This is a link to Hershey and Chase experiment. According to this experiment, we conclude that DNA is the genetic material. But how do we conclude that DNA is the genetic material? They only proved that DNA of virus enters into the bacteria, not the protein coat of virus.

The DNA of the virus later destroys the bacteria because the virus reproduces inside them. Does this demonstrate that DNA is the genetic material?


It is a matter of deduction. We know that:

  1. Viruses entering a cell are capable of making more copies of themselves.
  2. The only part of a virus that actually enters the cell is its DNA (or RNA, depending on the virus in question).

Based on these two facts, we can conclude that the DNA ̣--since it is the only part of the virus to enter the cell-- somehow contains the information necessary to make new copies of the virus and is, therefore, the genetic material of the virus.

  • $\begingroup$ @MuhammadRafique, I did not mean to push you to accept my answer (it is often a good idea to wait a while in case a better one comes along), I was just pointing out the etiquette on these sites :). Thank you comments are discouraged. $\endgroup$
    – terdon
    Dec 13 '12 at 18:34
  • $\begingroup$ i was not pushed, don't worry....:)...and i didn't know commnets are discouraged, so bye bye...:p $\endgroup$
    – Rafique
    Dec 13 '12 at 18:38
  • $\begingroup$ @alanboyd, ouch,thanks for the edit, durned iphone... $\endgroup$
    – terdon
    Feb 18 '13 at 5:43

This was an important experiment, but did not convince everyone.

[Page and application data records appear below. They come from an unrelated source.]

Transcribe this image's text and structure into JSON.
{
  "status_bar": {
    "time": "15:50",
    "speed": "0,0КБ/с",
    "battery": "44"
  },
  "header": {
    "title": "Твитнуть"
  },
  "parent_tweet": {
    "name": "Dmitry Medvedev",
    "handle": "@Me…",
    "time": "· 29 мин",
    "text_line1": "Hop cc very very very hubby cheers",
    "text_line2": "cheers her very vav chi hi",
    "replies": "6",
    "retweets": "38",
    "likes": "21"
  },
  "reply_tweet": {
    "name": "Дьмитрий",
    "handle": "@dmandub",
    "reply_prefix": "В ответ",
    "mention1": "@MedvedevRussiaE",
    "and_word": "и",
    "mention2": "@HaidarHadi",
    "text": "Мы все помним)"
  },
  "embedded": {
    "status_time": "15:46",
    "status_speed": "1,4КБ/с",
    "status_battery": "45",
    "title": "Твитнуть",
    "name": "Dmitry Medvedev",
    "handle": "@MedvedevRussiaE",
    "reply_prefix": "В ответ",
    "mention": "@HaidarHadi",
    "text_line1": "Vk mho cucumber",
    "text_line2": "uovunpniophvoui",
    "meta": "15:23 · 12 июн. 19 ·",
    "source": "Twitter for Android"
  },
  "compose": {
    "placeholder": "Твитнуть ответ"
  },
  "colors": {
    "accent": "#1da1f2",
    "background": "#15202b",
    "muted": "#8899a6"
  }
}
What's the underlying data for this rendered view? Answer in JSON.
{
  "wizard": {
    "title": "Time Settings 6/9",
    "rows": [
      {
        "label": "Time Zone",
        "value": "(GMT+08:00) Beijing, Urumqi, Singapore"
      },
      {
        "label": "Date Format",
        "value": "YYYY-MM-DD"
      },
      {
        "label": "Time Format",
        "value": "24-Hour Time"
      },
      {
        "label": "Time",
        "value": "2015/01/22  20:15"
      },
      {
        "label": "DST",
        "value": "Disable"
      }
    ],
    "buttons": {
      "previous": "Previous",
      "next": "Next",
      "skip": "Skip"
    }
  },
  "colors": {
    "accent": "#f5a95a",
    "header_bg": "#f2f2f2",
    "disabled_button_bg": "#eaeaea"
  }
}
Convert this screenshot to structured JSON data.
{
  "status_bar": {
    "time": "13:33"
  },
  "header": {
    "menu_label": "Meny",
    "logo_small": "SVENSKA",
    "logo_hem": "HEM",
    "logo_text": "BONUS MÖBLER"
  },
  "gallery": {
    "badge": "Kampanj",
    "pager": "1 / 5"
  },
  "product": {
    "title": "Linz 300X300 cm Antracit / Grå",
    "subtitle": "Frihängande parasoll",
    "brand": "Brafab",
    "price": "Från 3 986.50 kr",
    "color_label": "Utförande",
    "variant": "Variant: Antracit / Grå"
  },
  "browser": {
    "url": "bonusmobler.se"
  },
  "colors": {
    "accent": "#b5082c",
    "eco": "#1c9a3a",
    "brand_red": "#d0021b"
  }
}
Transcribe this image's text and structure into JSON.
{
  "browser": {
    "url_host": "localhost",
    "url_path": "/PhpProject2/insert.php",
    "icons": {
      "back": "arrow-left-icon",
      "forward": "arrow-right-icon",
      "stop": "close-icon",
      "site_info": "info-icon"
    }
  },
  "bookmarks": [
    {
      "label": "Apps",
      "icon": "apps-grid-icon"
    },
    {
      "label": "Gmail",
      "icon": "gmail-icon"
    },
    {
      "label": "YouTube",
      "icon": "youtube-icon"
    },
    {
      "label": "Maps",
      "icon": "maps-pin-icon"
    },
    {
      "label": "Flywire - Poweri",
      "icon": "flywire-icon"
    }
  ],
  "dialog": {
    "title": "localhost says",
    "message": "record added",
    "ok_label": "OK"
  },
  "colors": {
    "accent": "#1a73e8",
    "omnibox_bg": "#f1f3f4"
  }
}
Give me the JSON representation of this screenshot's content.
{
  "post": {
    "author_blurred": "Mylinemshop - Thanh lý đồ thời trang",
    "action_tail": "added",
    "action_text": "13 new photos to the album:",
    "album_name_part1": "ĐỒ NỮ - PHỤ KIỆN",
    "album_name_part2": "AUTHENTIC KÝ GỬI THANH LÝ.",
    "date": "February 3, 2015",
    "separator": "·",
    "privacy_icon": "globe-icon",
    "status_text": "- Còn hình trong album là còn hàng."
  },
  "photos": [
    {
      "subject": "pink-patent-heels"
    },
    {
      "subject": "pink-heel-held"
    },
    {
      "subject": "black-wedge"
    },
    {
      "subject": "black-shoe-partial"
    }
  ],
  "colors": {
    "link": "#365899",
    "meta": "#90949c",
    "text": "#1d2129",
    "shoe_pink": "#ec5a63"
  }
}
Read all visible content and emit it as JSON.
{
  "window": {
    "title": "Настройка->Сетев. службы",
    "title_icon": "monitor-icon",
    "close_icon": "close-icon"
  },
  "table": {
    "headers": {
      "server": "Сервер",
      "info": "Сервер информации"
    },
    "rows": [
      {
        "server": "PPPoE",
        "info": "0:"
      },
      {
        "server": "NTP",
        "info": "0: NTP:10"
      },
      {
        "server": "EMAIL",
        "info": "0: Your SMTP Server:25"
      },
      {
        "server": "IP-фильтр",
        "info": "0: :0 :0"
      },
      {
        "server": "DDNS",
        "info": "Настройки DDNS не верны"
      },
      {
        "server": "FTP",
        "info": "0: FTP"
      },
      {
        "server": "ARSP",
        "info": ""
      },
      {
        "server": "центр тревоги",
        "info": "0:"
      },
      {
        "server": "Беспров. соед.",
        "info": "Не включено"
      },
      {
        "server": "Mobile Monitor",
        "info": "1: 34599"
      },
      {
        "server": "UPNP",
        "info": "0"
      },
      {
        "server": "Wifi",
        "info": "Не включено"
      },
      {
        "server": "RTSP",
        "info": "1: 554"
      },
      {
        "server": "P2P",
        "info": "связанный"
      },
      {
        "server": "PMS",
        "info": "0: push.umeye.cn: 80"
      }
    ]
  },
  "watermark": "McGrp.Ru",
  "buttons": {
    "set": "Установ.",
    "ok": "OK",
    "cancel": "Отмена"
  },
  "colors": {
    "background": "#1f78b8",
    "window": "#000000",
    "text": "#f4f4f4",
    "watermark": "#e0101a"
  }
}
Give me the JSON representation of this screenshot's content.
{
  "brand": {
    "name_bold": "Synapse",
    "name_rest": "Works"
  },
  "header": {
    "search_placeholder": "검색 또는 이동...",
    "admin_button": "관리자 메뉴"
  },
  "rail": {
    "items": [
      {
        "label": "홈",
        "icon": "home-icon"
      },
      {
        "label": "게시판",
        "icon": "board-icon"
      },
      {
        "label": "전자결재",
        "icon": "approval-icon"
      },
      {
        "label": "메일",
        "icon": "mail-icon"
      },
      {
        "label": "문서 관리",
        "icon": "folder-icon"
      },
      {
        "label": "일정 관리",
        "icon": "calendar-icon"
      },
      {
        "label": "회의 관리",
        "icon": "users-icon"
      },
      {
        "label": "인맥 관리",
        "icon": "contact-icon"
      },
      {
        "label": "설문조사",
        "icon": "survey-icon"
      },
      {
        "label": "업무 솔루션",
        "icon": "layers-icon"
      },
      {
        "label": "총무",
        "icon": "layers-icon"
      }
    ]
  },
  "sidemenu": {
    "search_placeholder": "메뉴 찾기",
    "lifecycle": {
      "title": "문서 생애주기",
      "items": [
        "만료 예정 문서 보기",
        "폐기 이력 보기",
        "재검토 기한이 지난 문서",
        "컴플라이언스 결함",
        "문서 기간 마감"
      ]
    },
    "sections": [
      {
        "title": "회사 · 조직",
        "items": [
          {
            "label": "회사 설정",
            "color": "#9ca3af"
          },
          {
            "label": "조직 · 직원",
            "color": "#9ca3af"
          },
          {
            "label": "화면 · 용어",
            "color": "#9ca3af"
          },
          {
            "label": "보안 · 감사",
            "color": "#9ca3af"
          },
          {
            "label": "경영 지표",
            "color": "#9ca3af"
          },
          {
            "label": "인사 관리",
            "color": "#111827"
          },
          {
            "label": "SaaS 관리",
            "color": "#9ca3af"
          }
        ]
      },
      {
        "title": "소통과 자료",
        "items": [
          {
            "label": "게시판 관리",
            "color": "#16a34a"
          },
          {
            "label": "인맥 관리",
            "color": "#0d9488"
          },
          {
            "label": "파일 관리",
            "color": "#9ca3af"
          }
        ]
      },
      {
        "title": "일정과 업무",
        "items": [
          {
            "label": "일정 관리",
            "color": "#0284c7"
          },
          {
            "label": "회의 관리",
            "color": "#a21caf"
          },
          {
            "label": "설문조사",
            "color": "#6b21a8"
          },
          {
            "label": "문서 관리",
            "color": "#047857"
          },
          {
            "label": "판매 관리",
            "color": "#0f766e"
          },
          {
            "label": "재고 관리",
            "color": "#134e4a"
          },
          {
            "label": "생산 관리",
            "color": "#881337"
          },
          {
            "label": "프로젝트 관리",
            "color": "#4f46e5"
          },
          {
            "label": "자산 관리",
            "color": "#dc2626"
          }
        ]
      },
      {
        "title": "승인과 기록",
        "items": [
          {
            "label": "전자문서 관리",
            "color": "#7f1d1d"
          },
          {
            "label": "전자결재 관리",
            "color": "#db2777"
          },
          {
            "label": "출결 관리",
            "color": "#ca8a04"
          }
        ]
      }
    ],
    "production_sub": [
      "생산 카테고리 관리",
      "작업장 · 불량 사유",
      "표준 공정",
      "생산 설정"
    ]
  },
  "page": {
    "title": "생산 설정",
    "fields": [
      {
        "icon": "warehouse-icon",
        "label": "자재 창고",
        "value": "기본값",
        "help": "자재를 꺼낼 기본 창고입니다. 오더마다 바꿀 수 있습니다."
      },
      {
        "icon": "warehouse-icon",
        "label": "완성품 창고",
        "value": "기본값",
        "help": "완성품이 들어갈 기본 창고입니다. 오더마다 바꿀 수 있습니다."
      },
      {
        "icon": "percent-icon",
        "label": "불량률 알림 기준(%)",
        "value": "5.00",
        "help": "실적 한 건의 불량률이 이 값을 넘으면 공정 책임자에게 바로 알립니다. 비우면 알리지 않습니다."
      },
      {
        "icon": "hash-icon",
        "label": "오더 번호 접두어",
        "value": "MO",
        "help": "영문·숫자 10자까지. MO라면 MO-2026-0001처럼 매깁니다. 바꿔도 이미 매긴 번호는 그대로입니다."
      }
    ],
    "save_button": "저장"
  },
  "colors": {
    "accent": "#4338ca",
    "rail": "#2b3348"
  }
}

Not even Hershey and Chase claimed this conclusion, although it convinced many. In most mol bio classes or when reading "The Double Helix" you can see how there were lots of facts pointing to DNA, but doubts lingered. Some viruses contained RNA only and not DNA, but still replicated. There was also a school of thought which felt that proteins could be the genetic material.

It was Watson and Crick that finally convinced everyone that DNA was the medium of genetic inheritance. The reasons for this are varied, one of them is probably that atomic structures are so clearly understandable and seem so uncomplicated compared to a wet lab experiment which is built upon so many other experiments. Questions keep coming up: "how do you know you shook the flask long enough?", "What if a small amount of residual viral protein got in?" For every revelation like Hershey and Chase, there are many cases where someone stopped an incubation too quickly or wrote down an illegible number and was found out after publishing.

And you can see how much the structure gave us in one fell swoop: the structure of DNA inspired a mechanism by which replication of the DNA could be produced with some error correction, the central dogma (DNA -> RNA -> protein). There were several years more effort to demonstrate that the genetic code existed and then parsing out the exact codons and the fact that they were 3 bases long. But all of this was predicted when the structure was found. So much clearer as to what is going on.

  • 2
    $\begingroup$ Perhaps worth adding this quote from Watson: "the Hershey-Chase experiment had a much broader impact than most confirmatory announcements and made me ever more certain that finding the three-dimensional structure of DNA was biology's next important objective. The finding of the double helix by Francis Crick and me came only 11 months after my receipt of a long Hershey letter describing his blender experiment results." $\endgroup$
    – Alan Boyd
    Feb 13 '13 at 21:32

Your Answer

By clicking “Post Your Answer”, you agree to our terms of service, privacy policy and cookie policy

Not the answer you're looking for? Browse other questions tagged or ask your own question.